- Inclusive growth and issues arising from it.
Rediscovering development banks
What to study?
For Prelims: What are development banks and how are they different from commercial banks?
For Mains: India’s experience with development banks, challenges faced by them and measures needed to boost their growth.
Context: In order to improve access to long-term finance, the government has proposed to establish an organisation to provide credit enhancement for infrastructure and housing projects, particularly in the context of India now not having a development bank and also for the need for us to have an institutional mechanism.
The announcement could have far-reaching implications for India’s financial system. It is a welcome initiative, but questions remain on its design.

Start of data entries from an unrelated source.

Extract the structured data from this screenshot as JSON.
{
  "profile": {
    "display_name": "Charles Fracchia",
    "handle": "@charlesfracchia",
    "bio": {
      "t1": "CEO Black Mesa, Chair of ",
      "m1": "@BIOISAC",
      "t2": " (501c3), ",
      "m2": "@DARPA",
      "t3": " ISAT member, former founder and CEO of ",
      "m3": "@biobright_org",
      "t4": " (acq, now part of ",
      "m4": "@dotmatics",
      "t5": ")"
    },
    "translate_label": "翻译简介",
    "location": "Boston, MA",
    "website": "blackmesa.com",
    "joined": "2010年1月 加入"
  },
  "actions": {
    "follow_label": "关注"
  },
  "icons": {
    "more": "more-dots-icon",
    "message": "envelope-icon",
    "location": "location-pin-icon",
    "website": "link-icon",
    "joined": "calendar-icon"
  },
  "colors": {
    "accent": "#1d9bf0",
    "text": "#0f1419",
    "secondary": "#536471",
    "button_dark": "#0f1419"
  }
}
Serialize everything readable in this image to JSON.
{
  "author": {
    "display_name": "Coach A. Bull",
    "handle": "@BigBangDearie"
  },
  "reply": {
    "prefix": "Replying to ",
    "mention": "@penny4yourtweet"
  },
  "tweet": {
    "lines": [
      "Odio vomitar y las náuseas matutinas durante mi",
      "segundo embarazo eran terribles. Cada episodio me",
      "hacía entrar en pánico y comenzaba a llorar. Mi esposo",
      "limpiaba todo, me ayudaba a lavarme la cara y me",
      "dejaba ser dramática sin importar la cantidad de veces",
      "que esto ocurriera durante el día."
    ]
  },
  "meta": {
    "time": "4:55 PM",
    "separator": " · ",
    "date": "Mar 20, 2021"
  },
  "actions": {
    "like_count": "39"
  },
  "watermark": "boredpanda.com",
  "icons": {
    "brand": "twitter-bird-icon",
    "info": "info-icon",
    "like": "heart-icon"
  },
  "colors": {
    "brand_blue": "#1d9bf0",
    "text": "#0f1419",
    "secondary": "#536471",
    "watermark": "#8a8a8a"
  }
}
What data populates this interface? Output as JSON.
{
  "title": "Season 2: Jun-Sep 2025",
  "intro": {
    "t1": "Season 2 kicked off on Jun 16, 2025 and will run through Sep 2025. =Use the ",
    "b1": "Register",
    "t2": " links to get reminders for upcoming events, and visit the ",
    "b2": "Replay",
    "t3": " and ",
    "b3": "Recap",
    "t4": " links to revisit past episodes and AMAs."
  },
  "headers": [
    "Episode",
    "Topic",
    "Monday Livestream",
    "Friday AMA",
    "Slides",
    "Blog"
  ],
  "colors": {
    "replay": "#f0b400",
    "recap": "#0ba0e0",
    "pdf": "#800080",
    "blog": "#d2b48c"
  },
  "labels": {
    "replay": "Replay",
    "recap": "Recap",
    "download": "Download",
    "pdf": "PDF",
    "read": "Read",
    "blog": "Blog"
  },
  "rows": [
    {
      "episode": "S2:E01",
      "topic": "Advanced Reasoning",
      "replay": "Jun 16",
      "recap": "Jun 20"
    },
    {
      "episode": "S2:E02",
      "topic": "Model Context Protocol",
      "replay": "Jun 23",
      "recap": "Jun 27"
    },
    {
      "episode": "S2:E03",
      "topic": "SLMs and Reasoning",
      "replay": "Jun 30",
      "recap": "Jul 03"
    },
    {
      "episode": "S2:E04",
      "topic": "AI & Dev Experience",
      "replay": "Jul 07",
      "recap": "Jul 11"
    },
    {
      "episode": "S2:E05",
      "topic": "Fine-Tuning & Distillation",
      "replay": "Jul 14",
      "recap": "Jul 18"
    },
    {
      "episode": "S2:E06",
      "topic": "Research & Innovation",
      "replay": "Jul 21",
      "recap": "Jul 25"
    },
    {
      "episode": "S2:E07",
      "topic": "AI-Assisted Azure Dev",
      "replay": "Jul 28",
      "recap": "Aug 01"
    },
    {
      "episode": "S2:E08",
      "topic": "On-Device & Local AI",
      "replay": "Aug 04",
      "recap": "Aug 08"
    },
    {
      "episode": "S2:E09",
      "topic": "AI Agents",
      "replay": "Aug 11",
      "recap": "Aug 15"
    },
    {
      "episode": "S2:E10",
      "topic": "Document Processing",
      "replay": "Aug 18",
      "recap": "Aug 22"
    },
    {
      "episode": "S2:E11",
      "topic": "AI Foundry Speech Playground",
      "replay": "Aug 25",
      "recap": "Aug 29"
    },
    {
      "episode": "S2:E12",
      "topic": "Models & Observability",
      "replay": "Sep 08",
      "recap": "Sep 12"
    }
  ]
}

What are development banks?
They are financial institutions that provide long-term credit for capital-intensive investments spread over a long period and yielding low rates of return, such as urban infrastructure, mining and heavy industry, and irrigation systems.
Development banks are also known as term-lending institutions or development finance institutions.
Features of development banks:
- Such banks often lend at low and stable rates of interest to promote long-term investments with considerable social benefits.
- Fund generation: To lend for long term, development banks require correspondingly long-term sources of finance, usually obtained by issuing long-dated securities in capital market, subscribed by long-term savings institutions such as pension and life insurance funds and post office deposits.
- Support by the government: Considering the social benefits of such investments, and uncertainties associated with them, development banks are often supported by governments or international institutions.
- Such support can be in the form of tax incentives and administrative mandates for private sector banks and financial institutions to invest in securities issued by development banks.
Genesis of development banks in India:
In the context of the Great Depression in the 1930s, John Maynard Keynes argued that when business confidence is low on account of an uncertain future with low-interest rates, the government can set up a National Investment Bank to mop up the society’s savings and make it available for long-term development by the private sector and local governments.
- Following foregoing precepts, IFCI, previously the Industrial Finance Corporation of India, was set up in 1949. This was probably India’s first development bank for financing industrial investments.
- In 1955, the World Bank prompted the Industrial Credit and Investment Corporation of India (ICICI) — the parent of the largest private commercial bank in India today, ICICI Bank — as a collaborative effort between the government with majority equity holding and India’s leading industrialists with nominal equity ownership to finance modern and relatively large private corporate enterprises.
- In 1964, IDBI was set up as an apex body of all development finance institutions.
How were these banks financed initially?
As the domestic saving rate was low, and capital market was absent, development finance institutions were financed by:
- Lines of credit from the Reserve Bank of India (that is, some of its profits were channelled as long-term credit).
- Statutory Liquidity Ratio bonds, into which commercial banks had to invest a proportion of their deposits.
In other words, by sleight of government hand, short-term bank deposits got transformed into long-term resources for development banks. The missing capital market was made up by an administrative fiat.
Challenges faced by them:
- Development banks got discredited for mounting non-performing assets.
- This was mainly caused by politically motivated lending and inadequate professionalism in assessing investment projects for economic, technical and financial viability.
- After 1991, following the Narasimham Committee reports on financial sector reforms, development finance institutions were disbanded and got converted to commercial banks.
- The result was a steep fall in long-term credit from a tenure of 10-15 years to five years.
Finance Minister’s agenda for setting up a development bank is welcome. However, a few hard questions need to be addressed in designing the proposed institution.
How will it be financed? If foreign private capital is expected to contribute equity capital (hence part ownership), such an option needs to be carefully analysed, especially in the current political juncture.
The design of the governance structure is fraught with dangers with many interest groups at work.
Therefore, the political and administrative leadership should carefully weigh in the past lessons to lay a firm foundation for the new institution.
Sources: the Hindu.